Former military leader facing charges in China

By the A.M. Costa Rica wire services

China has charged a former senior army officer with corruption in a renewed campaign against graft.

The state news agency Xinhua reported Monday that Lt. Gen. Gu Junshan has been charged with embezzlement, bribery, misuse of state funds and abuse of power. Gu had been deputy head of the People's Liberation Army's general logistics agency, which gave him authority over procurement and contracts for the 2.3 million-member Chinese military.

Gu has been under investigation for months after authorities hauled away four truckloads of items from one of his mansions, including a gold statue of one-time Chinese ruler Mao Zedong and cases of high-end liquor. 

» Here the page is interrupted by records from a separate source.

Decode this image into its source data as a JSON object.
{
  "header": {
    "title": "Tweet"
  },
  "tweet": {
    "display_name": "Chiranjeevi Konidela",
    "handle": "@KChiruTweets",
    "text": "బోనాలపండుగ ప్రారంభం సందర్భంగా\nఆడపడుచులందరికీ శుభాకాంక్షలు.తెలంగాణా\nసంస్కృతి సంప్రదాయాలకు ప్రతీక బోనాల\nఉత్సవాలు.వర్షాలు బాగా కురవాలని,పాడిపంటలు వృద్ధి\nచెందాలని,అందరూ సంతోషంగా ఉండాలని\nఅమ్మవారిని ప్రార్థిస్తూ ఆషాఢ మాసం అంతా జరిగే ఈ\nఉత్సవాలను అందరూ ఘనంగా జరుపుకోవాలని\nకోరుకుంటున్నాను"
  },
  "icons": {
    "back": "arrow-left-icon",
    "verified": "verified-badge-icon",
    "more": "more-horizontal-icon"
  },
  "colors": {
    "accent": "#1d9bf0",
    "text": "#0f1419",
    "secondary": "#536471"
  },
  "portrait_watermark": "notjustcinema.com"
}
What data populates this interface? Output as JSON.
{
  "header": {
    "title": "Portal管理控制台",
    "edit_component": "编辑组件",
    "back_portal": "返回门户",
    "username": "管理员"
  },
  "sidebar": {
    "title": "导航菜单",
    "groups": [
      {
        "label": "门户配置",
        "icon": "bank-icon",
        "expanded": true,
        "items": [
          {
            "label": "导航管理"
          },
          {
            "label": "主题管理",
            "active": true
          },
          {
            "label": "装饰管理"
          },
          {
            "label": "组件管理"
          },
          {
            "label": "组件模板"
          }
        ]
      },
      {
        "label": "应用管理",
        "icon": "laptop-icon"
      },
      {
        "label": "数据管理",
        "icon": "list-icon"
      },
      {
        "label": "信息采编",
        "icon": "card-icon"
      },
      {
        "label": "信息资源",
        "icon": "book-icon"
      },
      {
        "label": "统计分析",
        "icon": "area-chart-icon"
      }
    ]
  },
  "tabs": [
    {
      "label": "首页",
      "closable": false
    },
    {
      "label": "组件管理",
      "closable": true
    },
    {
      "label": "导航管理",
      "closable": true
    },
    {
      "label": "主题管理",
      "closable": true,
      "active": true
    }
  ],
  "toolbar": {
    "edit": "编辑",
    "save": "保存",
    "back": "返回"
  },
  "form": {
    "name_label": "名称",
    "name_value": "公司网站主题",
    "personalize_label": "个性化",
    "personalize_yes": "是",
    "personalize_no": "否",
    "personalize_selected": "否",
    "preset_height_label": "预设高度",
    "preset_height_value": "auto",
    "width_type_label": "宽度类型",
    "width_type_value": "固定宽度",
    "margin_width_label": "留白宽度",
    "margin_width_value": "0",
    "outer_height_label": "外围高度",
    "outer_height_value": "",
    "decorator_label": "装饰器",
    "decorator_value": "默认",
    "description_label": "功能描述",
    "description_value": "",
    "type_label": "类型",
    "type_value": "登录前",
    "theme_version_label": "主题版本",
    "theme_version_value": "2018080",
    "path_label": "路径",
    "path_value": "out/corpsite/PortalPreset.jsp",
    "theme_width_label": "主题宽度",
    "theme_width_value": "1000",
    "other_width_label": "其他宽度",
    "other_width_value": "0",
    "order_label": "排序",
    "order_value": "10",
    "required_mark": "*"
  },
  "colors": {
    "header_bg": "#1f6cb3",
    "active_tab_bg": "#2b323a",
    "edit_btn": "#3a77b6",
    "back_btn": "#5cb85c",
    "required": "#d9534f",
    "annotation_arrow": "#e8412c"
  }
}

In a campaign against corruption, Chinese President Xi Jinping has vowed to go after powerful tigers, and lowly flies. He said severe graft threatens the Communist Party's survival.